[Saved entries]
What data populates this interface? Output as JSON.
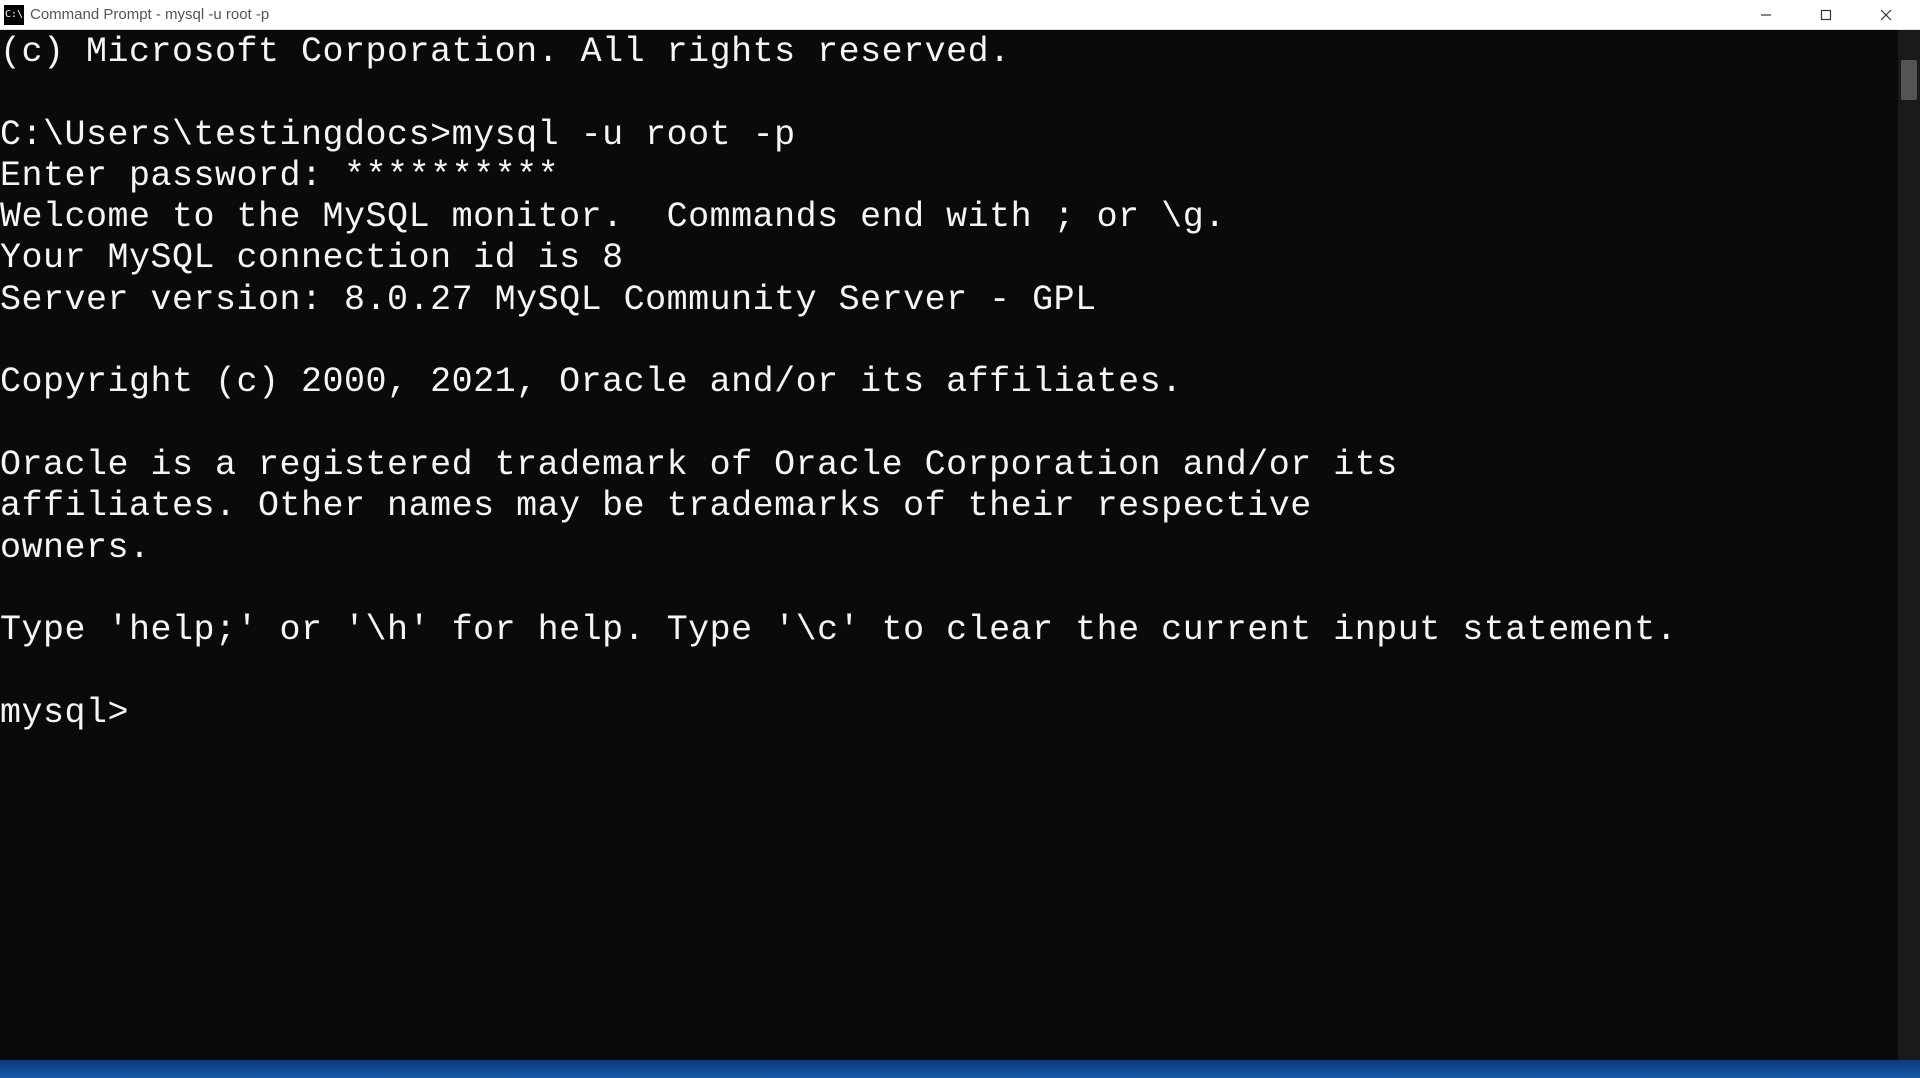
{
  "window": {
    "title": "Command Prompt - mysql  -u root -p",
    "icon_label": "C:\\"
  },
  "terminal": {
    "lines": {
      "l0": "(c) Microsoft Corporation. All rights reserved.",
      "l1": "",
      "l2": "C:\\Users\\testingdocs>mysql -u root -p",
      "l3": "Enter password: **********",
      "l4": "Welcome to the MySQL monitor.  Commands end with ; or \\g.",
      "l5": "Your MySQL connection id is 8",
      "l6": "Server version: 8.0.27 MySQL Community Server - GPL",
      "l7": "",
      "l8": "Copyright (c) 2000, 2021, Oracle and/or its affiliates.",
      "l9": "",
      "l10": "Oracle is a registered trademark of Oracle Corporation and/or its",
      "l11": "affiliates. Other names may be trademarks of their respective",
      "l12": "owners.",
      "l13": "",
      "l14": "Type 'help;' or '\\h' for help. Type '\\c' to clear the current input statement.",
      "l15": "",
      "l16": "mysql>"
    }
  }
}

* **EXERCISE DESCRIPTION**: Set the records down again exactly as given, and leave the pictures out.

* **ANSWER TO THIS PROBLEM**:
What data populates this interface? Output as JSON.
{
  "window": {
    "title": "Command Prompt - mysql  -u root -p",
    "icon_label": "C:\\"
  },
  "terminal": {
    "lines": {
      "l0": "(c) Microsoft Corporation. All rights reserved.",
      "l1": "",
      "l2": "C:\\Users\\testingdocs>mysql -u root -p",
      "l3": "Enter password: **********",
      "l4": "Welcome to the MySQL monitor.  Commands end with ; or \\g.",
      "l5": "Your MySQL connection id is 8",
      "l6": "Server version: 8.0.27 MySQL Community Server - GPL",
      "l7": "",
      "l8": "Copyright (c) 2000, 2021, Oracle and/or its affiliates.",
      "l9": "",
      "l10": "Oracle is a registered trademark of Oracle Corporation and/or its",
      "l11": "affiliates. Other names may be trademarks of their respective",
      "l12": "owners.",
      "l13": "",
      "l14": "Type 'help;' or '\\h' for help. Type '\\c' to clear the current input statement.",
      "l15": "",
      "l16": "mysql>"
    }
  }
}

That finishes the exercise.